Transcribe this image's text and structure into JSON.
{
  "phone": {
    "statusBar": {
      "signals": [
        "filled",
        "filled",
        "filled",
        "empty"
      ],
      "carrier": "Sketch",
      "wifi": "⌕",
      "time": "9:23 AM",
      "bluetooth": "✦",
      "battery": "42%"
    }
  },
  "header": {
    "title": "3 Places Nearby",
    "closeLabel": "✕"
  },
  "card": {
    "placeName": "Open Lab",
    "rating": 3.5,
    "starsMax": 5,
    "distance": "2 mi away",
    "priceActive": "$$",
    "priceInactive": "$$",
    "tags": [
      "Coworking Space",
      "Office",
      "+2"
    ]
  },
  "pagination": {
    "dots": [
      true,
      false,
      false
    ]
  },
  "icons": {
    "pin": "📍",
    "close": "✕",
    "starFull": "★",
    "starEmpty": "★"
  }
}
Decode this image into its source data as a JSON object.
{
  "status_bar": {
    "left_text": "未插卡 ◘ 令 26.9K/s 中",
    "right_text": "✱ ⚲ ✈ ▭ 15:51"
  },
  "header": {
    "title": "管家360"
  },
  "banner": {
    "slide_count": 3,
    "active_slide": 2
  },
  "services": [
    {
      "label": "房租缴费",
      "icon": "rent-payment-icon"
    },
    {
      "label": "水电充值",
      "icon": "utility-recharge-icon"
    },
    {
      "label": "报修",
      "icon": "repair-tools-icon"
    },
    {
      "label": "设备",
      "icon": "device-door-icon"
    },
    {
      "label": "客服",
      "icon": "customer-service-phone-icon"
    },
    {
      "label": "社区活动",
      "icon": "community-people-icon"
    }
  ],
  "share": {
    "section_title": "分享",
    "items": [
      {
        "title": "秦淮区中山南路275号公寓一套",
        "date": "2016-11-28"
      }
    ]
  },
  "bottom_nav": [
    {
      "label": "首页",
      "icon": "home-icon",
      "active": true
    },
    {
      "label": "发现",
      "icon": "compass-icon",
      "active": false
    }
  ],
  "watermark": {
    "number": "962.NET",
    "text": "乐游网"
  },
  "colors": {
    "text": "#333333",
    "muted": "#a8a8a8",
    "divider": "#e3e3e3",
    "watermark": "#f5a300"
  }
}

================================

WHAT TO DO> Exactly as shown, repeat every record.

SOLUTION FOR THIS EXERCISE>
Transcribe this image's text and structure into JSON.
{
  "phone": {
    "statusBar": {
      "signals": [
        "filled",
        "filled",
        "filled",
        "empty"
      ],
      "carrier": "Sketch",
      "wifi": "⌕",
      "time": "9:23 AM",
      "bluetooth": "✦",
      "battery": "42%"
    }
  },
  "header": {
    "title": "3 Places Nearby",
    "closeLabel": "✕"
  },
  "card": {
    "placeName": "Open Lab",
    "rating": 3.5,
    "starsMax": 5,
    "distance": "2 mi away",
    "priceActive": "$$",
    "priceInactive": "$$",
    "tags": [
      "Coworking Space",
      "Office",
      "+2"
    ]
  },
  "pagination": {
    "dots": [
      true,
      false,
      false
    ]
  },
  "icons": {
    "pin": "📍",
    "close": "✕",
    "starFull": "★",
    "starEmpty": "★"
  }
}
Decode this image into its source data as a JSON object.
{
  "status_bar": {
    "left_text": "未插卡 ◘ 令 26.9K/s 中",
    "right_text": "✱ ⚲ ✈ ▭ 15:51"
  },
  "header": {
    "title": "管家360"
  },
  "banner": {
    "slide_count": 3,
    "active_slide": 2
  },
  "services": [
    {
      "label": "房租缴费",
      "icon": "rent-payment-icon"
    },
    {
      "label": "水电充值",
      "icon": "utility-recharge-icon"
    },
    {
      "label": "报修",
      "icon": "repair-tools-icon"
    },
    {
      "label": "设备",
      "icon": "device-door-icon"
    },
    {
      "label": "客服",
      "icon": "customer-service-phone-icon"
    },
    {
      "label": "社区活动",
      "icon": "community-people-icon"
    }
  ],
  "share": {
    "section_title": "分享",
    "items": [
      {
        "title": "秦淮区中山南路275号公寓一套",
        "date": "2016-11-28"
      }
    ]
  },
  "bottom_nav": [
    {
      "label": "首页",
      "icon": "home-icon",
      "active": true
    },
    {
      "label": "发现",
      "icon": "compass-icon",
      "active": false
    }
  ],
  "watermark": {
    "number": "962.NET",
    "text": "乐游网"
  },
  "colors": {
    "text": "#333333",
    "muted": "#a8a8a8",
    "divider": "#e3e3e3",
    "watermark": "#f5a300"
  }
}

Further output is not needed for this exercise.